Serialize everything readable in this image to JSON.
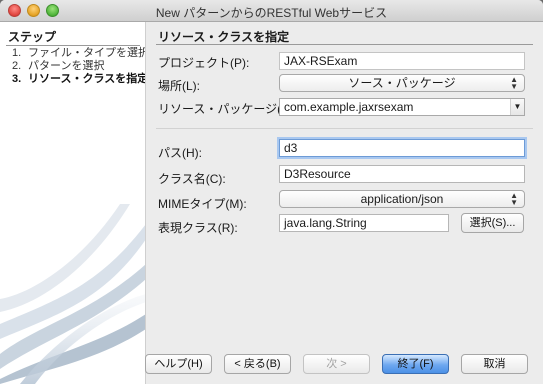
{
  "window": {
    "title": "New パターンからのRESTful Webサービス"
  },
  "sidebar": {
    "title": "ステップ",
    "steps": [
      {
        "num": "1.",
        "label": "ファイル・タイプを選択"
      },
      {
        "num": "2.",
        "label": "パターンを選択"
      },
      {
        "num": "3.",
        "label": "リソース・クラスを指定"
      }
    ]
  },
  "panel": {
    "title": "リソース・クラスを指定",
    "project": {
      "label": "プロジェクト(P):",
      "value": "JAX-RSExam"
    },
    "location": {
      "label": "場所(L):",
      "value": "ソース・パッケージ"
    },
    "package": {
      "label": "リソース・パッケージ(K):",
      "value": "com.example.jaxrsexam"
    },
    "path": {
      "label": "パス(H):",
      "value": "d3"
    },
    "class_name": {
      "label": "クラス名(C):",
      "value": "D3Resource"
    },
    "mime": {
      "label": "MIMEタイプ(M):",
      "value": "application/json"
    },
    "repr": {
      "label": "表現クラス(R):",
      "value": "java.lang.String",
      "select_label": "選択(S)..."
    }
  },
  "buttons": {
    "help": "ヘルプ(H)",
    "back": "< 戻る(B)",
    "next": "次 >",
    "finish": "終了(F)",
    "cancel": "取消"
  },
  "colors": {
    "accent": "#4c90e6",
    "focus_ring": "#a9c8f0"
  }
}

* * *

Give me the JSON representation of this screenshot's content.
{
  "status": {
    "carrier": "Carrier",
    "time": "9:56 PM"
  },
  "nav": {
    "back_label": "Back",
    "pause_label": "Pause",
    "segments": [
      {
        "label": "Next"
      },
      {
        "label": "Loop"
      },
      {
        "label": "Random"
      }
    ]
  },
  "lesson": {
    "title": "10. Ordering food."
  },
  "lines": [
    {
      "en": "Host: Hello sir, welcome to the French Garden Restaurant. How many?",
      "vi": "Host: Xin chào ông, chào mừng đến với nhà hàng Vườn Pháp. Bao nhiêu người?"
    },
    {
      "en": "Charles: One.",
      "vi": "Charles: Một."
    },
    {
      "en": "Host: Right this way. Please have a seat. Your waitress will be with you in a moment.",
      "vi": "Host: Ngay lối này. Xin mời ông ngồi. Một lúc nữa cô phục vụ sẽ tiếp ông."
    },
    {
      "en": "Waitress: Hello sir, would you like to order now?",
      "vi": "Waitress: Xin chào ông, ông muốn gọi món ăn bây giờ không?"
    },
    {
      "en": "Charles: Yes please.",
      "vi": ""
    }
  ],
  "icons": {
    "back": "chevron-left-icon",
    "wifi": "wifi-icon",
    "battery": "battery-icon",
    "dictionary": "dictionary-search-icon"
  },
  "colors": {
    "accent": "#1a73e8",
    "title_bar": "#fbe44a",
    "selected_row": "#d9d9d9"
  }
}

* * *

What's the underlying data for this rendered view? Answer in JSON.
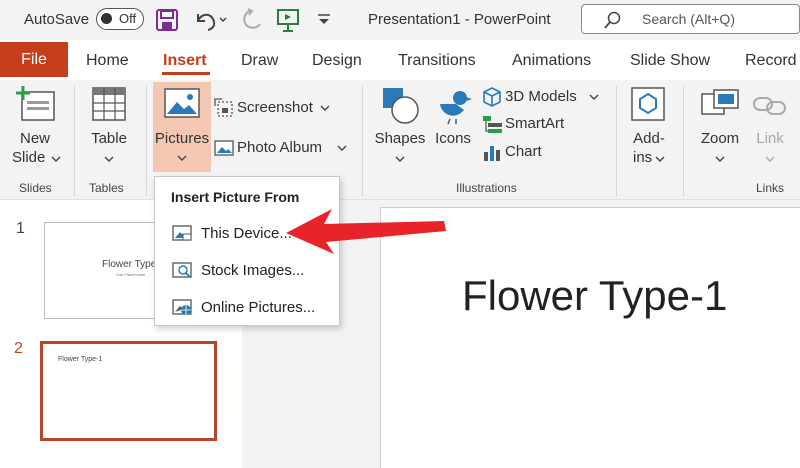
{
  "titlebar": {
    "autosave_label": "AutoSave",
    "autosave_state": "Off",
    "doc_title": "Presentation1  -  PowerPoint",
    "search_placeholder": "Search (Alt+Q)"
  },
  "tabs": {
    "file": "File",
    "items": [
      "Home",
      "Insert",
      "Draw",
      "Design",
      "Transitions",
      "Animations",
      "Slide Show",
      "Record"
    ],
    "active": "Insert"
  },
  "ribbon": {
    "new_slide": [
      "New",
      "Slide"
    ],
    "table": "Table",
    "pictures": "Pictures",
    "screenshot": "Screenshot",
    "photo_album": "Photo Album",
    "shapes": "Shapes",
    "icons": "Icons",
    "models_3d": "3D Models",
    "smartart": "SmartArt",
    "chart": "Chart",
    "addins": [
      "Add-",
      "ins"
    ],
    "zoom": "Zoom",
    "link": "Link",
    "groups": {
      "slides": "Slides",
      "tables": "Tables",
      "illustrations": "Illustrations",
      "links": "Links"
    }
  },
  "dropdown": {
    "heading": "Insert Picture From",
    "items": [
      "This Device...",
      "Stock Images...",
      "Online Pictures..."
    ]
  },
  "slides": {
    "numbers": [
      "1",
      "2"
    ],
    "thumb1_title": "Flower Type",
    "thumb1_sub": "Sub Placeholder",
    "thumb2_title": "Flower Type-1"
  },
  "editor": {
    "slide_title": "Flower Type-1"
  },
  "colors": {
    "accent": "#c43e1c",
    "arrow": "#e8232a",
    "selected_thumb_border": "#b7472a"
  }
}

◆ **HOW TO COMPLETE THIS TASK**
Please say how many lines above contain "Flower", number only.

◆ **SOLUTION BELOW**
3